# [EXERCISE GOAL]
Text only, exactly as given: reproduce the entries below without their pictures.

# [PROVIDED RECORDS]

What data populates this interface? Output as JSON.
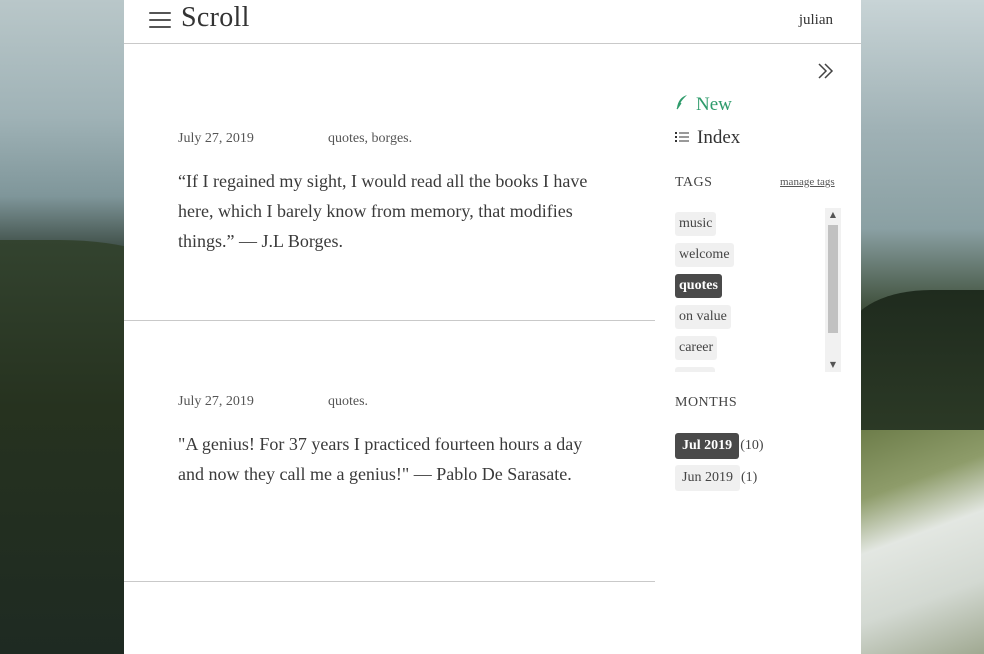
{
  "header": {
    "title": "Scroll",
    "user": "julian"
  },
  "posts": [
    {
      "date": "July 27, 2019",
      "tags": "quotes, borges.",
      "text": "“If I regained my sight, I would read all the books I have here, which I barely know from memory, that modifies things.” — J.L Borges."
    },
    {
      "date": "July 27, 2019",
      "tags": "quotes.",
      "text": "\"A genius! For 37 years I practiced fourteen hours a day and now they call me a genius!\" — Pablo De Sarasate."
    }
  ],
  "sidebar": {
    "new_label": "New",
    "index_label": "Index",
    "tags_heading": "TAGS",
    "manage_tags": "manage tags",
    "tags": [
      {
        "label": "music",
        "active": false
      },
      {
        "label": "welcome",
        "active": false
      },
      {
        "label": "quotes",
        "active": true
      },
      {
        "label": "on value",
        "active": false
      },
      {
        "label": "career",
        "active": false
      }
    ],
    "months_heading": "MONTHS",
    "months": [
      {
        "label": "Jul 2019",
        "count": "(10)",
        "active": true
      },
      {
        "label": "Jun 2019",
        "count": "(1)",
        "active": false
      }
    ]
  },
  "colors": {
    "accent_green": "#2e9b6b",
    "active_tag_bg": "#4a4a4a"
  }
}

# [ANSWER]
What data populates this interface? Output as JSON.
{
  "header": {
    "title": "Scroll",
    "user": "julian"
  },
  "posts": [
    {
      "date": "July 27, 2019",
      "tags": "quotes, borges.",
      "text": "“If I regained my sight, I would read all the books I have here, which I barely know from memory, that modifies things.” — J.L Borges."
    },
    {
      "date": "July 27, 2019",
      "tags": "quotes.",
      "text": "\"A genius! For 37 years I practiced fourteen hours a day and now they call me a genius!\" — Pablo De Sarasate."
    }
  ],
  "sidebar": {
    "new_label": "New",
    "index_label": "Index",
    "tags_heading": "TAGS",
    "manage_tags": "manage tags",
    "tags": [
      {
        "label": "music",
        "active": false
      },
      {
        "label": "welcome",
        "active": false
      },
      {
        "label": "quotes",
        "active": true
      },
      {
        "label": "on value",
        "active": false
      },
      {
        "label": "career",
        "active": false
      }
    ],
    "months_heading": "MONTHS",
    "months": [
      {
        "label": "Jul 2019",
        "count": "(10)",
        "active": true
      },
      {
        "label": "Jun 2019",
        "count": "(1)",
        "active": false
      }
    ]
  },
  "colors": {
    "accent_green": "#2e9b6b",
    "active_tag_bg": "#4a4a4a"
  }
}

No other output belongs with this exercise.